CENTRAL COAST MAYOR JANE SMITH CALLS FOR NEW MEASURES TO PROTECT ENVIRONMENT

Mayor Jane Smith has lodged a notice of motion for tonight’s council meeting which among other things calls for an environmental snapshot of the region to be prepared and the expansion of the Coastal Open Space System into northern suburbs. 

Following the destruction of the bushland and habitat at Kangy Angy for the train maintenance facility … the endangered Regent Honeyeater and Swift Parrot are present in the Central Coast, and Mahony’s Toadlet that was identified at Kangy Angy …

 

 

 

Central Coast Mayor Jane Smith calls for new measures to protect environment

VIDEO: Why the Central Coast needs to get serious about environmental issues

Central Coast Councillors will be asked to significantly ramp up measures to protect what remains of the region’s natural areas and biodiversity.

 

Mayor Jane Smith has lodged a notice of motion for tonight’s council meeting which among other things calls for an environmental snapshot of the region to be prepared and the expansion of the Coastal Open Space System into northern suburbs.

Central Coast Mayor Jane Smith. Picture: AAP / Troy Snook.

 

The motion was prompted by a recent United Nations report which found that one million of the world’s species are now at risk of becoming extinct and calling for action at global, national and local level.

Speaking before the meeting, Mayor Smith, said the predicted rate of extinctions would be felt all over the world — including on the Central Coast.

“The Hunter and Central Coast Regional Management Strategy identifies more than 150 endangered species now in the Hunter and Central Coast. Across NSW there are over 1000. These are alarming statistics,” Cr Smith said.

Critically endangered Swift parrot could be lost on the Central Coast..
Regent honeyeater is disappearing quickly.

 

“Here on the coast, the species that come immediately to mind are the Regent Honeyeater and Swift Parrot, which are considered critically endangered and Mahony’s Toadlet, that was identified at Kangy Angy,” she said.

“The threat to the toadlet habitat was one of the many concerns raised about the removal of native vegetation to allow the maintenance facility at Kangy Angy to go ahead.

“There are also other well-known plants and animals on the Central Coast that are at risk including Green and Gold Bell Frog, Somersby Mintbush, Hanging Swamps on the Somersby plateau, Powerful Owl — just to name a few.

Endangered Green and Golden Bell Frog.
Powerful owl is endangered on the Central coast.

 

“But it’s important that our focus is not just on threatened species — but on biodiversity in general. We should be working to protect biodiversity so that plants and animals don’t reach the point where they are at risk.”

Despite concerns about environmental decline — Cr Smith said no “state of the environment report” had been prepared on the Central Coast since 2012, before amalgamation.

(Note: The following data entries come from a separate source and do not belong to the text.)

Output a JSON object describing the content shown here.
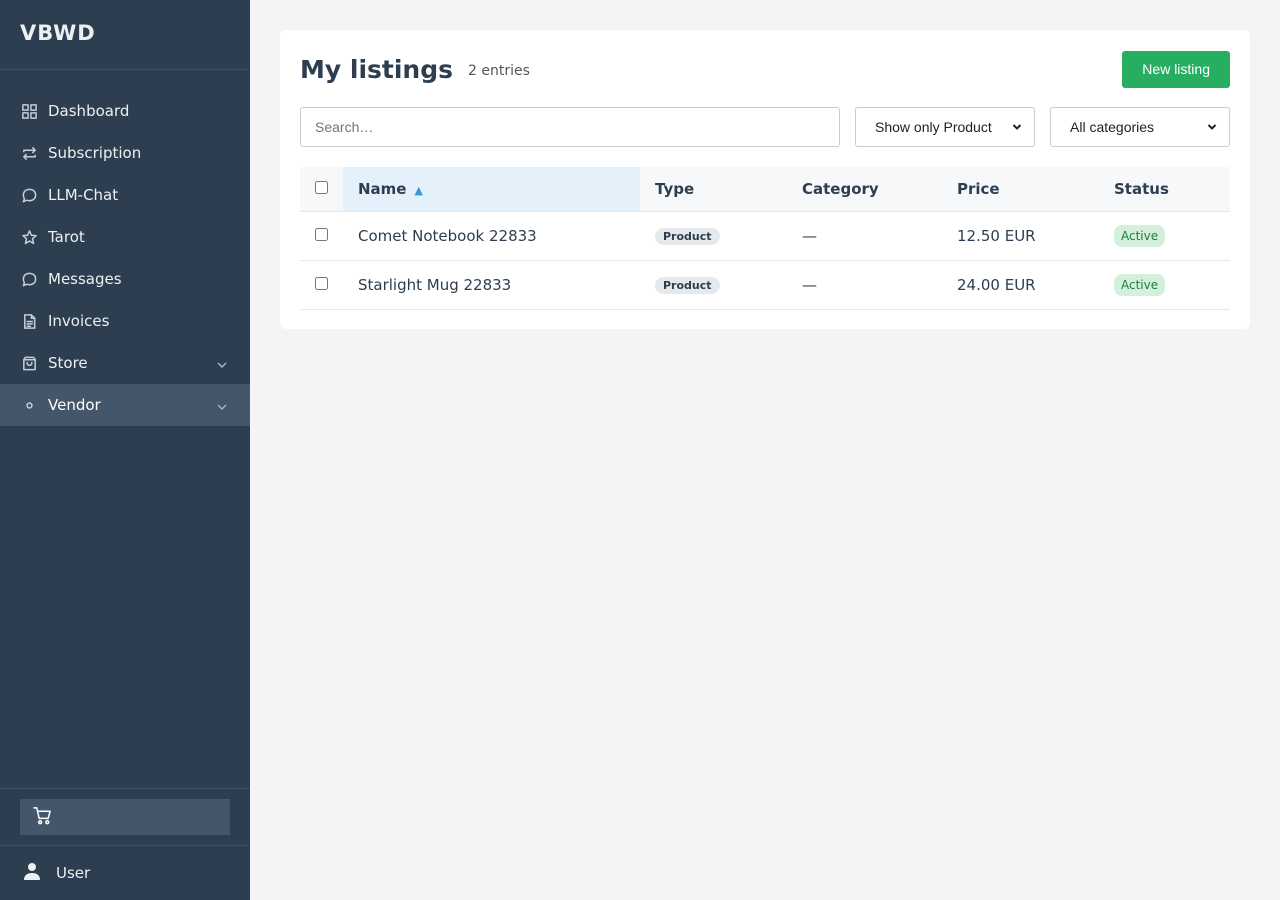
{
  "brand": "VBWD",
  "sidebar": {
    "items": [
      {
        "label": "Dashboard",
        "icon": "grid-icon"
      },
      {
        "label": "Subscription",
        "icon": "repeat-icon"
      },
      {
        "label": "LLM-Chat",
        "icon": "chat-bubble-icon"
      },
      {
        "label": "Tarot",
        "icon": "star-icon"
      },
      {
        "label": "Messages",
        "icon": "chat-bubble-icon"
      },
      {
        "label": "Invoices",
        "icon": "document-icon"
      },
      {
        "label": "Store",
        "icon": "bag-icon",
        "expandable": true
      },
      {
        "label": "Vendor",
        "icon": "dot-icon",
        "expandable": true,
        "active": true
      }
    ],
    "cart_icon": "cart-icon",
    "user_label": "User",
    "user_icon": "user-icon"
  },
  "main": {
    "title": "My listings",
    "entry_count": "2 entries",
    "new_button": "New listing",
    "search_placeholder": "Search…",
    "type_filter": "Show only Product",
    "category_filter": "All categories",
    "table": {
      "headers": {
        "name": "Name",
        "type": "Type",
        "category": "Category",
        "price": "Price",
        "status": "Status"
      },
      "sort_indicator": "▲",
      "rows": [
        {
          "name": "Comet Notebook 22833",
          "type": "Product",
          "category": "—",
          "price": "12.50 EUR",
          "status": "Active"
        },
        {
          "name": "Starlight Mug 22833",
          "type": "Product",
          "category": "—",
          "price": "24.00 EUR",
          "status": "Active"
        }
      ]
    }
  },
  "colors": {
    "sidebar_bg": "#2c3e50",
    "sidebar_active": "#43566a",
    "accent_green": "#27ae60",
    "status_bg": "#d4efdc",
    "sort_accent": "#3498db"
  }
}
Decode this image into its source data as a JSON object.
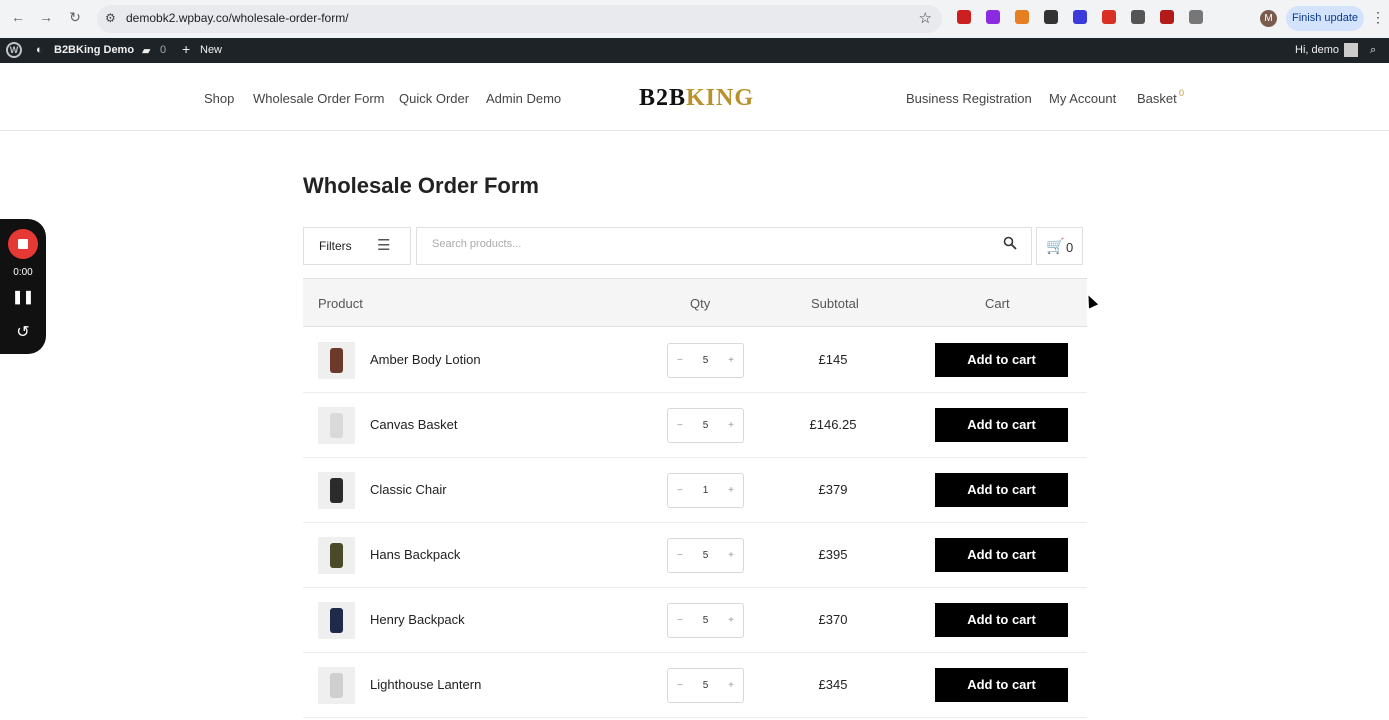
{
  "browser": {
    "url": "demobk2.wpbay.co/wholesale-order-form/",
    "finish_update": "Finish update",
    "profile_initial": "M",
    "extension_colors": [
      "#cc1f1f",
      "#8a2be2",
      "#e67e22",
      "#333333",
      "#3b3bdb",
      "#d93025",
      "#555555",
      "#b31b1b",
      "#777777"
    ]
  },
  "adminbar": {
    "site_name": "B2BKing Demo",
    "comments_count": "0",
    "new_label": "New",
    "greeting": "Hi, demo"
  },
  "header": {
    "nav_left": [
      "Shop",
      "Wholesale Order Form",
      "Quick Order",
      "Admin Demo"
    ],
    "logo": {
      "part1": "B2B",
      "part2": "KING"
    },
    "nav_right": [
      "Business Registration",
      "My Account",
      "Basket"
    ],
    "basket_count": "0"
  },
  "recorder": {
    "time": "0:00"
  },
  "page": {
    "title": "Wholesale Order Form",
    "filters_label": "Filters",
    "search_placeholder": "Search products...",
    "cart_count": "0"
  },
  "table": {
    "headers": {
      "product": "Product",
      "qty": "Qty",
      "subtotal": "Subtotal",
      "cart": "Cart"
    },
    "add_to_cart_label": "Add to cart",
    "rows": [
      {
        "name": "Amber Body Lotion",
        "qty": "5",
        "subtotal": "£145"
      },
      {
        "name": "Canvas Basket",
        "qty": "5",
        "subtotal": "£146.25"
      },
      {
        "name": "Classic Chair",
        "qty": "1",
        "subtotal": "£379"
      },
      {
        "name": "Hans Backpack",
        "qty": "5",
        "subtotal": "£395"
      },
      {
        "name": "Henry Backpack",
        "qty": "5",
        "subtotal": "£370"
      },
      {
        "name": "Lighthouse Lantern",
        "qty": "5",
        "subtotal": "£345"
      }
    ]
  }
}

Her motion calls for the report by July next year, including a comparing the current situation with the last known environmental snapshots prepared by the former Gosford and Wyong Councils.

Land before construction started on the rail maintenance facility.
Land after construction started on the rail maintenance facility.

 

“State of the Environment Report is a Council’s environment report card. It tells us what the state of the environment is at that time and also how it is trending,” she said.

A number of Councils choose to do State of the Environment Reports every yearLake Macquarie Council is one of those.”

Cr Smith said she was keen to both expand and strengthen council’s Coastal Open Space System.

The system was introduced by the former Gosford Council in 1984 providing a unique patchwork of wildlife corridors and protected natural areas.

Cr Smith said she was particularly interested in a special new zoning for COSS lands — an E5 Zone.

Katandra Reserve is part of council’s Coastal Open Space System.
Kincumba Mountain Reserve is also part of the COSS System. Picture: ANDREW SAWATSKE

 

“The former Gosford Council fought for this zoning and the State Government agreed to it — but it’s yet to be delivered,” she said.

“That would be the strongest possible zoning for land outside a National Park.

“It is something that I intend to continue to raise with the Government and NSW Minister for Planning as it is crucial for the long term protection of environmental land on the Central Coast.

“Certainly a key objective of our own Community Strategy Plan and an action of the State Government’s Central Coast Regional Plan is to expand COSS into the northern parts of the Central Coast.”

Pcouncil’s Coastal Open Space System could be expanded into northern areas. Picture by Andrew Smith.

 

The Mayor said with the right policies the Central Coast had the potential to become a leader in sustainable development.

“Sustainability is key to my vision for the Central Coast — economic, social and environmental sustainability,” she said.

“It provides opportunities to put the Central Coast on the map.

Map showing location of Central Coast Council Coastal Open Space land (in bright green).

 

“Green and smart are key themes in our Community Strategic Plan and I absolutely want Council to deliver these priorities that our community has told us are important to them.

“We have created a new Innovation and Futures Department to deliver that. We have a new head of that Department starting next month.”